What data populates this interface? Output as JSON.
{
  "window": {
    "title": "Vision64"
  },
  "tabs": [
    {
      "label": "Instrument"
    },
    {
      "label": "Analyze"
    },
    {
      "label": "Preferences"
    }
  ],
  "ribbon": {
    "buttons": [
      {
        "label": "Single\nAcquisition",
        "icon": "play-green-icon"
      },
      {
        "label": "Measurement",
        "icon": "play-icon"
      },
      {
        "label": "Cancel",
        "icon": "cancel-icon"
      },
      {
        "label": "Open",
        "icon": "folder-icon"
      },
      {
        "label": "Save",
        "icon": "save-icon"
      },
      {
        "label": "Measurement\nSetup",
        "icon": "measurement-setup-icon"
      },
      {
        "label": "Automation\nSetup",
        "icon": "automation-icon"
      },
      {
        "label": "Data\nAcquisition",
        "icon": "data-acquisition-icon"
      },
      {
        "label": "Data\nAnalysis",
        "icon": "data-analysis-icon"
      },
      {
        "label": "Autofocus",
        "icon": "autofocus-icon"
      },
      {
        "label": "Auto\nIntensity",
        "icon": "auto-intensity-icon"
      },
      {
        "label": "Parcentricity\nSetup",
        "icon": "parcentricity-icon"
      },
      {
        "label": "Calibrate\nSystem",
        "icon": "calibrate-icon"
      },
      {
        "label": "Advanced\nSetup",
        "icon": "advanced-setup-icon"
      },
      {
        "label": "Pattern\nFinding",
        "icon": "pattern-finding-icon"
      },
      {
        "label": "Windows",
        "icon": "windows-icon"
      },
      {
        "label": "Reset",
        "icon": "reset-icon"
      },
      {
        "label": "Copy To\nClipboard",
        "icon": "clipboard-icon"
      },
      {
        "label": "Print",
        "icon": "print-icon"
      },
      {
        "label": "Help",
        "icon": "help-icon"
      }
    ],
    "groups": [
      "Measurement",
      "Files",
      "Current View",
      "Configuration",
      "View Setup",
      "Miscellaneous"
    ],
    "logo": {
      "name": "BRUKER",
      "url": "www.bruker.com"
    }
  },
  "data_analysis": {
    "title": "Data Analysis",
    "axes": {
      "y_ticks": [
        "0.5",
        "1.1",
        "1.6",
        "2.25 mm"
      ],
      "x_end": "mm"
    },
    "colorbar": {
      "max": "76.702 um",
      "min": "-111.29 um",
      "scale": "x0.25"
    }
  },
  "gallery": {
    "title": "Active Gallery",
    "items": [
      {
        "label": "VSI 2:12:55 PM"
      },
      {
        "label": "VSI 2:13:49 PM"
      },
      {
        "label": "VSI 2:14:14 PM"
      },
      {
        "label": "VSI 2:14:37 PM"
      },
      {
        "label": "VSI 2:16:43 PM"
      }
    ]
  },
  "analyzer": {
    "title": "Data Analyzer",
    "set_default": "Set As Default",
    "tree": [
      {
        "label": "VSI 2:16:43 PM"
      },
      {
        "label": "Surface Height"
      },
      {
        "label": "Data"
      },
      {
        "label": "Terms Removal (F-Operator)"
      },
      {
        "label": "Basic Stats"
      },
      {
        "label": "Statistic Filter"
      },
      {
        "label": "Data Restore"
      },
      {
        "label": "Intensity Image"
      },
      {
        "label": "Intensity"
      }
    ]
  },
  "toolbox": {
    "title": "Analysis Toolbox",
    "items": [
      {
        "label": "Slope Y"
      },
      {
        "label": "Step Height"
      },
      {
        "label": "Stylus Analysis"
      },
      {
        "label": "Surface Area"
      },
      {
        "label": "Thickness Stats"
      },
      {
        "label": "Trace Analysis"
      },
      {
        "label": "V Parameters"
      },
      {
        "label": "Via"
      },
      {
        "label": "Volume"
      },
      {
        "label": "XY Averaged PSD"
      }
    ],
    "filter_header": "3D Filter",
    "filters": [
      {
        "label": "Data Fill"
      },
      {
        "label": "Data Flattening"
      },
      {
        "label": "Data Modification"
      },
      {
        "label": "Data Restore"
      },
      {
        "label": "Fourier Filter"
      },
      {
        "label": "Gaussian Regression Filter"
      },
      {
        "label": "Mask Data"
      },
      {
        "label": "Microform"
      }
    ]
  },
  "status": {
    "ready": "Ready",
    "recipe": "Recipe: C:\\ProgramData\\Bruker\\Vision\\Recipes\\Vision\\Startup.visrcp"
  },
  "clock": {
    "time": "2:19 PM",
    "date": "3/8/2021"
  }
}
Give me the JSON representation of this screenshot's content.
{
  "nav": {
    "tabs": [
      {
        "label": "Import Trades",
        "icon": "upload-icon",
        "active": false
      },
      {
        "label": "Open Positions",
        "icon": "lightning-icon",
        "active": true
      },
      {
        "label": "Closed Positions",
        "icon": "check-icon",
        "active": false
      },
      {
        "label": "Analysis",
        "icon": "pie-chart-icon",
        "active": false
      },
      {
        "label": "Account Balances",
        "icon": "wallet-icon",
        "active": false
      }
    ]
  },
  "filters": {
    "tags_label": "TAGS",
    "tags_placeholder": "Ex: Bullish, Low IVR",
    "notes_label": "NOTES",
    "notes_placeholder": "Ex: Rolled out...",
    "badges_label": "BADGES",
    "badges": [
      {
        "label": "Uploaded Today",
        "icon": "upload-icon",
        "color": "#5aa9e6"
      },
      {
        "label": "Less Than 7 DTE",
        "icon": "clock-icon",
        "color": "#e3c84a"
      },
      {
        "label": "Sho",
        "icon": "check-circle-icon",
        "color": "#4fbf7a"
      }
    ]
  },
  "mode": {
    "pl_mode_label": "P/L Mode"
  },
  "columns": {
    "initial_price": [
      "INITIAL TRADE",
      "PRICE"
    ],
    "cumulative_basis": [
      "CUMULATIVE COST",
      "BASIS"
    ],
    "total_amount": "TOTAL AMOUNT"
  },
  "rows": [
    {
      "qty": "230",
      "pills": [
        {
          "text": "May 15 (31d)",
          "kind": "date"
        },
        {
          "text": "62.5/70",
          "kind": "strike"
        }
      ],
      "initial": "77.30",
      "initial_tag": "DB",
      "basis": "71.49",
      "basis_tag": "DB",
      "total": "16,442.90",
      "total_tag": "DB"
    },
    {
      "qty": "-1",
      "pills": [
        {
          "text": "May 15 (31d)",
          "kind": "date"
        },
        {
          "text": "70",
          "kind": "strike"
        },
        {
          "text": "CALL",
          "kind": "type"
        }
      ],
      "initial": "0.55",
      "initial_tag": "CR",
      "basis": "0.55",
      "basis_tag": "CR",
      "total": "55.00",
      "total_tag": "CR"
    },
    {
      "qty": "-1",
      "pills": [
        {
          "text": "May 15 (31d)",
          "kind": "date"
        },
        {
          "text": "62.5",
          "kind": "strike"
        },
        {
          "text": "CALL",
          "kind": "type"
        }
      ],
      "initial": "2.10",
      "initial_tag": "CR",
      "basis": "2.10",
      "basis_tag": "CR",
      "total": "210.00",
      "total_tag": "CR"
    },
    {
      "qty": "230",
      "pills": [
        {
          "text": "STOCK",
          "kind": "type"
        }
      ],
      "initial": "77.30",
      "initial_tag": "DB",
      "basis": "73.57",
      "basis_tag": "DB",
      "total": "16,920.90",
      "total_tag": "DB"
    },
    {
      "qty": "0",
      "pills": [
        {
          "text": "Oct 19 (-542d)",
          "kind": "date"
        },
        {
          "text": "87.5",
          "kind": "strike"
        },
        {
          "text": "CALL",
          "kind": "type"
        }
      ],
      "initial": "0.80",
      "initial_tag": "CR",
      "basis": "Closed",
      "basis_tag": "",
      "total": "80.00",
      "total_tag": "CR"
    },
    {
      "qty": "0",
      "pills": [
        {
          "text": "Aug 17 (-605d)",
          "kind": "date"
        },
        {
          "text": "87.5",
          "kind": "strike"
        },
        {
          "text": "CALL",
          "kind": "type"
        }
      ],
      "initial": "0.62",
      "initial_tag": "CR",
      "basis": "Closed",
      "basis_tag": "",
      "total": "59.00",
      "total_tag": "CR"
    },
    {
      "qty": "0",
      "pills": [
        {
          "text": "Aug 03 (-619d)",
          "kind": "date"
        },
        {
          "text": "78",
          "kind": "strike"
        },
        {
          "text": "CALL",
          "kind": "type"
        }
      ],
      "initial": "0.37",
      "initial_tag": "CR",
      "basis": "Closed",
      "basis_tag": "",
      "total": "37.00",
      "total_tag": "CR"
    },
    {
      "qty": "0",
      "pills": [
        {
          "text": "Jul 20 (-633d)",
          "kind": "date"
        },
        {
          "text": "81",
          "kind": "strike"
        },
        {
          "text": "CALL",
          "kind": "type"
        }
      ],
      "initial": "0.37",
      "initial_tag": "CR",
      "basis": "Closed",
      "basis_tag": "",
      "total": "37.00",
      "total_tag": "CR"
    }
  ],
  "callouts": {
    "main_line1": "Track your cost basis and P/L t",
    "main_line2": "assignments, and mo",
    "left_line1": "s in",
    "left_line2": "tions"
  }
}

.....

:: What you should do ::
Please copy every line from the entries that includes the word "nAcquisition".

:: Written solution ::
        "label": "Single\nAcquisition",
        "label": "Data\nAcquisition",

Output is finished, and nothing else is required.